While the chairwoman of the Arizona Republican Party was obtaining a court order to inspect 100 of the 1.9 million envelopes which contained early ballots, several speakers were at a public hearing with President Donald Trump’s campaign attorneys and nearly a dozen legislators expressing concerns for the integrity of the general election.
Judge Randall Warner ruled GOP chair Kelli Ward may have an expert review voter signatures of a randomly selected .005263 percent of the envelopes received by the Maricopa County Recorder’s Office. Then on Thursday, Ward’s attorney will report whether any sign of irregularities was found with how voter signatures on those envelopes were verified by county officials.
It’s unclear what statistical value such a small sampling will hold given there is no way to know what votes were cast on the ballots inside those envelopes. But while Ward was in court, several Republican legislators heard unsworn statements from people who believe they have information which may prove voter fraud or other election misconduct took place in the recent general election.
Among those in attendance was Rudy Giuliani, who appeared on behalf of the Donald J. Trump campaign during the livestreamed event. Giuliani asked questions of several of the speakers and he called on Arizona’s legislators to block Arizona’s 11 electoral votes from being awarded to Joe Biden, even though the state’s certified election results show he beat Trump by about 11,000 votes.
“In your state, a lot of the fraud had to do with the mail-in system as it did in other places,” Giuliani said. “I don’t see how any decent honest person can let this happen.”
Among Giuliani’s accusations are that the voting system used in Maricopa County could have been easily hacked, and that he received an email from an unidentified person who alleged that Pima County’s voting software somehow gave each Democrat on the ballots thousands of extra votes.
Rep. David Cook (LD8) was more circumspect with his comments as he called on his fellow legislators to ask questions and seek answers.
“The information presented to members of the Legislature was breathtaking in detail and remarkable in terms of its implications for the 2020 election, as well as future elections here in Arizona,” Cook said. “I hope every member of the Legislature -regardless of their political affiliations or ideological leaning- takes the time to review the information and consider how best to proceed.”
After Monday’s hearing, Walt Blackman (LD6) called on House Speaker Rusty Bowers to call a special session “and fix this mess.”
Blackman and Cochise County Recorder David Stevens will cohost a meeting in December with all 15 elected county recorders and the 15 county elections directors to hear from the frontlines about what changes may be needed to the state’s election laws and the elections procedures manual.
Stevens, who served several years in the state legislature, spent much of the day listening to the conference. He is concerned that possible vulnerabilities in Maricopa County’s election system has reduced voter confidence statewide, which is why he supports putting Arizona’s 11 electoral votes on hold, at least temporarily.

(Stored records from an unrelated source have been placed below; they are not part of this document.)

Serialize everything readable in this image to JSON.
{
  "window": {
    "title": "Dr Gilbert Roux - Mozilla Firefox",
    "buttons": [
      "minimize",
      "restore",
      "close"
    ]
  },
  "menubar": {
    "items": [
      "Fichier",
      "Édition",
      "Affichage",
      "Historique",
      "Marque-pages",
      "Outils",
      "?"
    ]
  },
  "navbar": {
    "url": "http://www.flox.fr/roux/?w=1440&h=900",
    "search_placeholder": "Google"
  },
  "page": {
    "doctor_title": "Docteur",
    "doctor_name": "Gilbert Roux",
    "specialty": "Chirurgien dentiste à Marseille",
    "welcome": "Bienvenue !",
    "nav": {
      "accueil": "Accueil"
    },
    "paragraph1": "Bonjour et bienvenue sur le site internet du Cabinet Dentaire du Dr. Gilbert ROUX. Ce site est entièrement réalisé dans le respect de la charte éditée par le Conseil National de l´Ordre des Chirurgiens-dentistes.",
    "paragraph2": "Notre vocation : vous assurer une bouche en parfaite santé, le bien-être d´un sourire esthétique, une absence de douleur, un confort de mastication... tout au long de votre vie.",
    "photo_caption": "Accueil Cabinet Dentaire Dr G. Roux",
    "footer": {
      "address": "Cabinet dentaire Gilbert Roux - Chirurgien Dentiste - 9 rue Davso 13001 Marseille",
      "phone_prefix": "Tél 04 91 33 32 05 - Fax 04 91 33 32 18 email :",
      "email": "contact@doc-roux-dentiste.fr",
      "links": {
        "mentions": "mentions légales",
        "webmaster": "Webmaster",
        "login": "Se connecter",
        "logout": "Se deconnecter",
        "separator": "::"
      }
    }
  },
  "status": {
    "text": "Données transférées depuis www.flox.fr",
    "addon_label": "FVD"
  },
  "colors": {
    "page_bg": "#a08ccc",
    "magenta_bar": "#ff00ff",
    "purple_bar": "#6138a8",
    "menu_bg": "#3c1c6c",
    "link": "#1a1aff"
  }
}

“I am convinced now that there are enough regularities in the system to justify a machine tabulated recount of all of Maricopa ballots due to the seriousness of the allegations,” Stevens said, noting the process should take only a few days.
In the meantime, it would not be difficult for elections officials there to work with the Arizona Secretary of State’s Office and others to see if there is actual evidence of significant fraud.
“It’s not hard to find answers to the questions that came up,” Stevens said. “You just need the willpower to ask and look. Some of the answers would likely be quickly determine within a day or two.”
He even noted that it would be easy to determine if the tabulation software had been altered to take or add votes to a particular candidate.
“Take several ballots that only have Trump ovals filled out, and feed them through the machine,” Stevens said. “If votes are reported for Biden you have a problem somewhere.”
Meanwhile, as Ward reviews the 100 signed ballot envelopes, she can also look at images of 100 randomly selected duplicated ballots out of a pool of nearly 20,000.
Duplication is required when military members submit their votes via emails which are then transferred to a ballot for tabulation. In other instances, duplication is necessary when a ballot is damaged or for some reason cannot be properly read by a tabulation machine, so a new or duplicate ballot is created by human hands.
Ward’s goal, her attorney told the judge, was to see if there is evidence that the duplication process was improperly conducted.